Having given count in the spade suit, Squirrel had kept 3 clubs. To the unobservant Mouse there appeared to be just one hope: South might have remaining the ♠QJ tight. He led the ♠3 and when the ♠Q appeared, his heart beat faster, but hope was extinguished when the ♠J didn’t drop under the ♠K on the second round.
‘Sorry, Partner, it looks like down 2,’ observed Mouse resignedly. ‘I was hoping for a bit more from the dummy. ♦8, please.’ When Squirrel perforce won the ♦K, she found she had to give a ruff and a sluff, restoring the score to down 1 for an average result.

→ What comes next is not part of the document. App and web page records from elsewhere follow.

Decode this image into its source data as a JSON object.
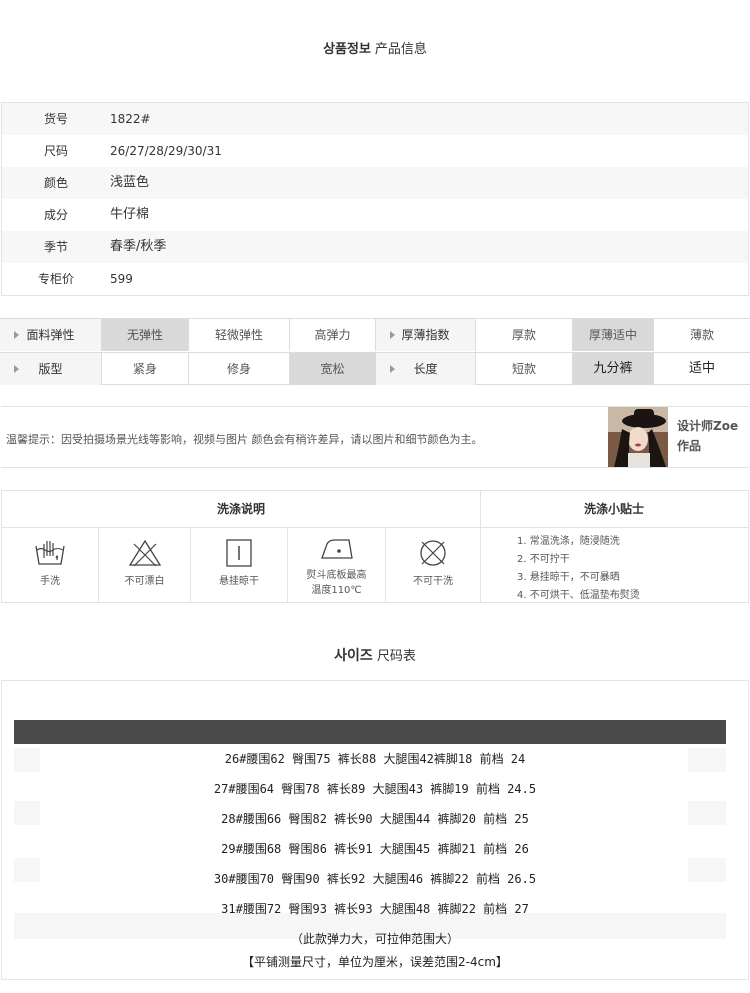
{
  "product_title": {
    "ko": "상품정보",
    "zh": "产品信息"
  },
  "info_rows": [
    {
      "label": "货号",
      "value": "1822#"
    },
    {
      "label": "尺码",
      "value": "26/27/28/29/30/31"
    },
    {
      "label": "颜色",
      "value": "浅蓝色"
    },
    {
      "label": "成分",
      "value": "牛仔棉"
    },
    {
      "label": "季节",
      "value": "春季/秋季"
    },
    {
      "label": "专柜价",
      "value": "599"
    }
  ],
  "attributes": {
    "row1": {
      "head1": "面料弹性",
      "opts1": [
        "无弹性",
        "轻微弹性",
        "高弹力"
      ],
      "head2": "厚薄指数",
      "opts2": [
        "厚款",
        "厚薄适中",
        "薄款"
      ]
    },
    "row2": {
      "head1": "版型",
      "opts1": [
        "紧身",
        "修身",
        "宽松"
      ],
      "head2": "长度",
      "opts2": [
        "短款",
        "九分裤",
        "适中"
      ]
    },
    "selected": {
      "elasticity": "无弹性",
      "thickness": "厚薄适中",
      "fit": "宽松",
      "length": "九分裤"
    }
  },
  "notice": {
    "text": "温馨提示：因受拍摄场景光线等影响，视频与图片  颜色会有稍许差异，请以图片和细节颜色为主。",
    "designer_line1": "设计师Zoe",
    "designer_line2": "作品"
  },
  "wash": {
    "header_left": "洗涤说明",
    "header_right": "洗涤小贴士",
    "icons": [
      {
        "icon": "hand-wash-icon",
        "label": "手洗"
      },
      {
        "icon": "no-bleach-icon",
        "label": "不可漂白"
      },
      {
        "icon": "hang-dry-icon",
        "label": "悬挂晾干"
      },
      {
        "icon": "iron-icon",
        "label1": "熨斗底板最高",
        "label2": "温度110℃"
      },
      {
        "icon": "no-dry-clean-icon",
        "label": "不可干洗"
      }
    ],
    "tips": [
      "1. 常温洗涤，随浸随洗",
      "2. 不可拧干",
      "3. 悬挂晾干，不可暴晒",
      "4. 不可烘干、低温垫布熨烫"
    ]
  },
  "size_title": {
    "ko": "사이즈",
    "zh": "尺码表"
  },
  "size_rows": [
    "26#腰围62 臀围75 裤长88 大腿围42裤脚18 前档 24",
    "27#腰围64 臀围78 裤长89 大腿围43 裤脚19 前档 24.5",
    "28#腰围66 臀围82 裤长90 大腿围44 裤脚20 前档 25",
    "29#腰围68 臀围86 裤长91  大腿围45 裤脚21 前档 26",
    "30#腰围70 臀围90 裤长92 大腿围46  裤脚22 前档 26.5",
    "31#腰围72 臀围93 裤长93 大腿围48  裤脚22 前档 27"
  ],
  "size_notes": [
    "（此款弹力大，可拉伸范围大）",
    "【平铺测量尺寸，单位为厘米，误差范围2-4cm】"
  ]
}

‘Wait a minute,’ squeaked Squirrel, ‘you conceded down 2. I’m going to call Director Bear.’
‘I didn’t concede,’ claimed Mouse, ‘I made an observation to my partner and called for the diamond. You can’t concede tricks you can’t possibly lose.’

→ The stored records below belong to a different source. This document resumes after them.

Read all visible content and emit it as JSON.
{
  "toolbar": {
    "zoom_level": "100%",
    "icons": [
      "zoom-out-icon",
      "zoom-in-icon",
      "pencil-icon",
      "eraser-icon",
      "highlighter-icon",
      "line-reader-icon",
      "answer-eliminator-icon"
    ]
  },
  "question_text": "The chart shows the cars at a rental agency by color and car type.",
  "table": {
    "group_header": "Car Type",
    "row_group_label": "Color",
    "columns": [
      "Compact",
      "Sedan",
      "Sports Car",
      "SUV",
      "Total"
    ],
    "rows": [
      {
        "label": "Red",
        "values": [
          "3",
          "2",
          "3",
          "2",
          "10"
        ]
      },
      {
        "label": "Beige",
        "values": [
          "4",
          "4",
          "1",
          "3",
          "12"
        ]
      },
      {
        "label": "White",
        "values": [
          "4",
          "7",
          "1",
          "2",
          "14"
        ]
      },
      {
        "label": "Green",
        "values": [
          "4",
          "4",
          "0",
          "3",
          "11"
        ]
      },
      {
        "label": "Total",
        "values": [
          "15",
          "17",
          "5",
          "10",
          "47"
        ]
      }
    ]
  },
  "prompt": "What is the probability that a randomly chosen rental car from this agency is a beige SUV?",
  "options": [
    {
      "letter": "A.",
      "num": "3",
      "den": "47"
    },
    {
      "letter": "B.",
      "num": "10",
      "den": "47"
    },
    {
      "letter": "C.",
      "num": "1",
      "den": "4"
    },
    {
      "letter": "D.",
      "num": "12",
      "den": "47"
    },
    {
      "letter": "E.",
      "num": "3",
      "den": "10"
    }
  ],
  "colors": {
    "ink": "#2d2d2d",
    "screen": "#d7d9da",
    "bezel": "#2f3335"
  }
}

‘Don’t call Bear,’ ordered Fox wearily, ’it’s your own fault for not unblocking the ♦K.’
‘Don’t fret,’ soothed Rabbit, ‘things don’t always turn out well, no matter what you do.’
‘Haw!” commented Kibitzer Crow, ‘just another average board. I think I’ll fly over to the visitor’s car park and watch the seagulls practice their synchronized dive bombing routine.’
Conclusion What can we learn from this (largely) truthful account? Although the location of the cards is of paramount importance, the best strategy to pursue depends on the condition under which the game is played. No matter the degree of uncertainty, in theory to act optimally is to act according to the probabilities given the information available, however, expert versus expert is vastly different from novice versus novice, or novice versus expert, because the degrees of uncertainty are different. Foxes, aristocrats of the forest, needn’t take risks against Rabbits: it’s good enough to gather easy pickings against their inferior opponents at minimum cost. Rabbits, uncertain of what is transpiring, assiduously apply general rules regardless of circumstances at hand. The information their bidding and play provides often lacks specificity, so it is an error to read too much into what they do. Caution is advised in competitive auctions especially.